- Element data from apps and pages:
____

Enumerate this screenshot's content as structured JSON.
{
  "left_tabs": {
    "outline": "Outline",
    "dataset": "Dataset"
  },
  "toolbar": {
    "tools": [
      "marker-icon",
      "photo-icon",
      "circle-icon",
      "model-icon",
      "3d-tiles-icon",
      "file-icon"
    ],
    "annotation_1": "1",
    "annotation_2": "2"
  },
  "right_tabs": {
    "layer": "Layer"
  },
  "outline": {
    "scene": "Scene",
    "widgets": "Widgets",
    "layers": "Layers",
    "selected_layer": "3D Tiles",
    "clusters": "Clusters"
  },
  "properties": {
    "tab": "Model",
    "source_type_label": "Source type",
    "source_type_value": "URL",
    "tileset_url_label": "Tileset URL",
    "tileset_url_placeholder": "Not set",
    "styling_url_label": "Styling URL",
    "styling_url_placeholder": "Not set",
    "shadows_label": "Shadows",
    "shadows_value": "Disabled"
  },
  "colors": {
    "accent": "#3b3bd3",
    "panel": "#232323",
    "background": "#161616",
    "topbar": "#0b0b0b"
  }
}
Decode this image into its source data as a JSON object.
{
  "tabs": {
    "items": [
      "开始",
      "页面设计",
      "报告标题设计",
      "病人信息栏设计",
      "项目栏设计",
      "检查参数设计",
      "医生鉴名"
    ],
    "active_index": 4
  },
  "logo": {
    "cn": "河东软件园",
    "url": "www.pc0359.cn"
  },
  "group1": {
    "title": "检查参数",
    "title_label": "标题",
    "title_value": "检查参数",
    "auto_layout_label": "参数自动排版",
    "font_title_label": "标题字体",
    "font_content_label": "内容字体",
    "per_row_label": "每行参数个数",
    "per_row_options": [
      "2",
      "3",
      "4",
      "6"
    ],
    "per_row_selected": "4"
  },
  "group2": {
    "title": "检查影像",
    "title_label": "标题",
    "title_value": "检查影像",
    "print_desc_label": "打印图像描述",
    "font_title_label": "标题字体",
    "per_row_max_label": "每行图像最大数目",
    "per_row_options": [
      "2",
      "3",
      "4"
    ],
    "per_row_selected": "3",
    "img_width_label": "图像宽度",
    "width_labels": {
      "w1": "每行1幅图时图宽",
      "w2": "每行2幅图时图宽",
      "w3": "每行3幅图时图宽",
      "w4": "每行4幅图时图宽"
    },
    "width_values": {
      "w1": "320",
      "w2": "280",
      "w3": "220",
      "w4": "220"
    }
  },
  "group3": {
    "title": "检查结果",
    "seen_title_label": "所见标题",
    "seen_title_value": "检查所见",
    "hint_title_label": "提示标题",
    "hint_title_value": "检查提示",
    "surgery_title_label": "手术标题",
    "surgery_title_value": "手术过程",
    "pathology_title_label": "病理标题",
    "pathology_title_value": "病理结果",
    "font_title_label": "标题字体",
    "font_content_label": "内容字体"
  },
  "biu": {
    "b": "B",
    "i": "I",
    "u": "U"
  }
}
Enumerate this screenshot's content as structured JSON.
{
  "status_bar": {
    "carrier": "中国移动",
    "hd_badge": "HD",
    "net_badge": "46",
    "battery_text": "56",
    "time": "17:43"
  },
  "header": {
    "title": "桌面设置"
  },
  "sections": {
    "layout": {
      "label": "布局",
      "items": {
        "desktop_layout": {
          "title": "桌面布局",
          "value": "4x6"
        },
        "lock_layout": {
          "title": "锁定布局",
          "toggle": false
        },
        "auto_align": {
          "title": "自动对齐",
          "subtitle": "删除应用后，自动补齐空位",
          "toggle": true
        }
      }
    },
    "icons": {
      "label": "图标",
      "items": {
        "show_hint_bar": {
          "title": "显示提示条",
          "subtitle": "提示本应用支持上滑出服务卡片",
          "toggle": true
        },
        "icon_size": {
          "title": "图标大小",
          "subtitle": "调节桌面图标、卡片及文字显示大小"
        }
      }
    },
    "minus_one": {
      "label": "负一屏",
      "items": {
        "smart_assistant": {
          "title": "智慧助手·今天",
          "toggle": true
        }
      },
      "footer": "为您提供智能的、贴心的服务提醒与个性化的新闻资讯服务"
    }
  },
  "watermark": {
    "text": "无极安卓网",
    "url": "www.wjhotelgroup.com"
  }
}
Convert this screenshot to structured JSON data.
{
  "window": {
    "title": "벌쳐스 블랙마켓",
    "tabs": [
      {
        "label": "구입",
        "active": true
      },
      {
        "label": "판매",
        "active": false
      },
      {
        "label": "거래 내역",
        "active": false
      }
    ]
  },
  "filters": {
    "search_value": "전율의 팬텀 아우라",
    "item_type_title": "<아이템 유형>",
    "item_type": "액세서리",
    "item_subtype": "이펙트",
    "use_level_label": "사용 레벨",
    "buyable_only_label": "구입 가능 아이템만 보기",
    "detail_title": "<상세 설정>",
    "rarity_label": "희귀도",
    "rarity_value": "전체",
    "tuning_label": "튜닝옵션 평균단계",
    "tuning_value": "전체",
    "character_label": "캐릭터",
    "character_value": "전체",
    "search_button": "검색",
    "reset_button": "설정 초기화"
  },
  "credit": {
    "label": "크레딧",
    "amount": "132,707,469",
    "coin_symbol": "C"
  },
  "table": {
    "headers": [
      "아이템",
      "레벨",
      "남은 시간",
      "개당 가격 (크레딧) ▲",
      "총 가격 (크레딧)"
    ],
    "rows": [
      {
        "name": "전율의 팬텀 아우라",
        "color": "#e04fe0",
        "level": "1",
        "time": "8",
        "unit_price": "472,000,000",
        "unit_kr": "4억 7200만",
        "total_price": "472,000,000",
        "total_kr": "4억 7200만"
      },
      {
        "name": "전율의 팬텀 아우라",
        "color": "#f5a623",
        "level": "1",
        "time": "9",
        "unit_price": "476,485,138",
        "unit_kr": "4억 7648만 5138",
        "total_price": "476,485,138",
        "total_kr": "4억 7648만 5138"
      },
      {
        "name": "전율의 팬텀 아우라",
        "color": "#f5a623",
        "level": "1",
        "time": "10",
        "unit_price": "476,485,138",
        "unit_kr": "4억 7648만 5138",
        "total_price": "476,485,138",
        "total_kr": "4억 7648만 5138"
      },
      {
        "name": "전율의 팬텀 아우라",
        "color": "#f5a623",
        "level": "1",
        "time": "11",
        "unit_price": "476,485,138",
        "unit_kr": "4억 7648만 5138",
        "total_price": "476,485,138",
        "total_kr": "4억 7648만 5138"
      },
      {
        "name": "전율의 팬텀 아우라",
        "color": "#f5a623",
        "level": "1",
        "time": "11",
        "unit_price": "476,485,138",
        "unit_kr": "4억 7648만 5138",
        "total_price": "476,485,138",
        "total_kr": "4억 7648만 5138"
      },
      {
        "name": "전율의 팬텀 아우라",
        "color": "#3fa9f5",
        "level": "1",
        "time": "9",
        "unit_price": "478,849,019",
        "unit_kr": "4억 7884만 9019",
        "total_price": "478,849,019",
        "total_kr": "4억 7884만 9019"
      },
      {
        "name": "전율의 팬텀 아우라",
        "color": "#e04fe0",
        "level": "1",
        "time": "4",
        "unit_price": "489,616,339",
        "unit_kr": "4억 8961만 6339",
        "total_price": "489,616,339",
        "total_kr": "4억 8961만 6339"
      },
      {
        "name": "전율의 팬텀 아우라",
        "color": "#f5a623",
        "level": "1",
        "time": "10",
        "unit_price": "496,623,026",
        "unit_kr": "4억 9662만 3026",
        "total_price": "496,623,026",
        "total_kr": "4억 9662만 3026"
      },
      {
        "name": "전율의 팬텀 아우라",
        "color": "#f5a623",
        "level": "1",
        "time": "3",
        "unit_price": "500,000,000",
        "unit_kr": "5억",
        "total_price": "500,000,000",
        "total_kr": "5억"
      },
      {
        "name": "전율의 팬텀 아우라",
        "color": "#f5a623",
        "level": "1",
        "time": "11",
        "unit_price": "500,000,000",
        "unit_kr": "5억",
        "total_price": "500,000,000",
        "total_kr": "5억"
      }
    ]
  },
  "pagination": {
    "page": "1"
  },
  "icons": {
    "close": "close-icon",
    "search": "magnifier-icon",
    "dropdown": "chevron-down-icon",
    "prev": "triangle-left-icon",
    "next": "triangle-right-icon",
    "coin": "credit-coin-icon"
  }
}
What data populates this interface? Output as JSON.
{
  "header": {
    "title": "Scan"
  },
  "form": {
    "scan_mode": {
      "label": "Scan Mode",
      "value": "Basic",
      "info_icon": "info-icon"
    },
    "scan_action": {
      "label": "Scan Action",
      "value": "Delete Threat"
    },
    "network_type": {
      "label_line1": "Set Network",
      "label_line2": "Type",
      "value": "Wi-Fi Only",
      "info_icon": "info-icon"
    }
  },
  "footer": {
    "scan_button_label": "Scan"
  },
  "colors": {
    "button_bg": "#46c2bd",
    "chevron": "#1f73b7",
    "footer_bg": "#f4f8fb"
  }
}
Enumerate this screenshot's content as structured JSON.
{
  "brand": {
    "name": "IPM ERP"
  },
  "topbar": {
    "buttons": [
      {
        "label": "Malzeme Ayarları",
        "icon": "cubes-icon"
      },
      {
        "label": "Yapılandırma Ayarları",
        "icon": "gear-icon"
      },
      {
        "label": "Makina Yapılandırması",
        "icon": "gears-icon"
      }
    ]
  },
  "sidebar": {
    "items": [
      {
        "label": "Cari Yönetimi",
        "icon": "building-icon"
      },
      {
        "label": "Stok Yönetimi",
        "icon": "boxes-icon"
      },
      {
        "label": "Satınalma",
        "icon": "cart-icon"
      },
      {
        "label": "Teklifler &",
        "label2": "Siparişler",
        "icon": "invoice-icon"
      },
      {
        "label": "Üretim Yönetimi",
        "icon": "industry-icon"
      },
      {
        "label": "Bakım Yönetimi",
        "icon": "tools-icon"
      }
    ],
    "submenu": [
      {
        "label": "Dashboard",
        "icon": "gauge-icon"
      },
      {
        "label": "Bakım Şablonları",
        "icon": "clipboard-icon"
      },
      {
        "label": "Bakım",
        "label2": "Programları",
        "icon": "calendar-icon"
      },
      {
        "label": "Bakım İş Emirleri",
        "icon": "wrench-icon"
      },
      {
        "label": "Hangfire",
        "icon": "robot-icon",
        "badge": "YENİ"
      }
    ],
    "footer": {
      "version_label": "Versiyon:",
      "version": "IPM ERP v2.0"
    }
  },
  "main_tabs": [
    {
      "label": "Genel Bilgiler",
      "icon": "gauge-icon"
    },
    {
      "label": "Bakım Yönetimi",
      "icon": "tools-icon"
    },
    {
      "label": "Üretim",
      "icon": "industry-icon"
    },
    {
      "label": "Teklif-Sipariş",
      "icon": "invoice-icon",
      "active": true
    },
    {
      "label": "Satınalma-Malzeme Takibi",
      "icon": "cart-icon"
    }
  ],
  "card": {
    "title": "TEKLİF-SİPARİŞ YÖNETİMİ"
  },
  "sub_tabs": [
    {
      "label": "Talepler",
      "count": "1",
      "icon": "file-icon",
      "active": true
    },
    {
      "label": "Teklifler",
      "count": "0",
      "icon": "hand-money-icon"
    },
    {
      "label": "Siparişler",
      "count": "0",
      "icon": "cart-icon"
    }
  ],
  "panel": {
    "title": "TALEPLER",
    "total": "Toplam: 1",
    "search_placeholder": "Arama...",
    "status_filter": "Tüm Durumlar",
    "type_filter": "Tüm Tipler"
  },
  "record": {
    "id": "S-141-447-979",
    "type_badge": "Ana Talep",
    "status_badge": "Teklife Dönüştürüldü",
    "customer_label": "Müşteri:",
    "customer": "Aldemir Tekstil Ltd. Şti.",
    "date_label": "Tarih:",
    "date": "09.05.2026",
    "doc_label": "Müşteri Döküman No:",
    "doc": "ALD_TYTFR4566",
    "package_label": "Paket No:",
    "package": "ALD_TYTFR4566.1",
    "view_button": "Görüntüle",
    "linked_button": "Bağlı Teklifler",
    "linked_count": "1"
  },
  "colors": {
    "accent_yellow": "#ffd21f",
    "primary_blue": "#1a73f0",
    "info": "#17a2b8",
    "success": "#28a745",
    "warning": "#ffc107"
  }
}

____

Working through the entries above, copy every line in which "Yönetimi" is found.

        "label": "Cari Yönetimi",
        "label": "Stok Yönetimi",
        "label": "Üretim Yönetimi",
        "label": "Bakım Yönetimi",
      "label": "Bakım Yönetimi",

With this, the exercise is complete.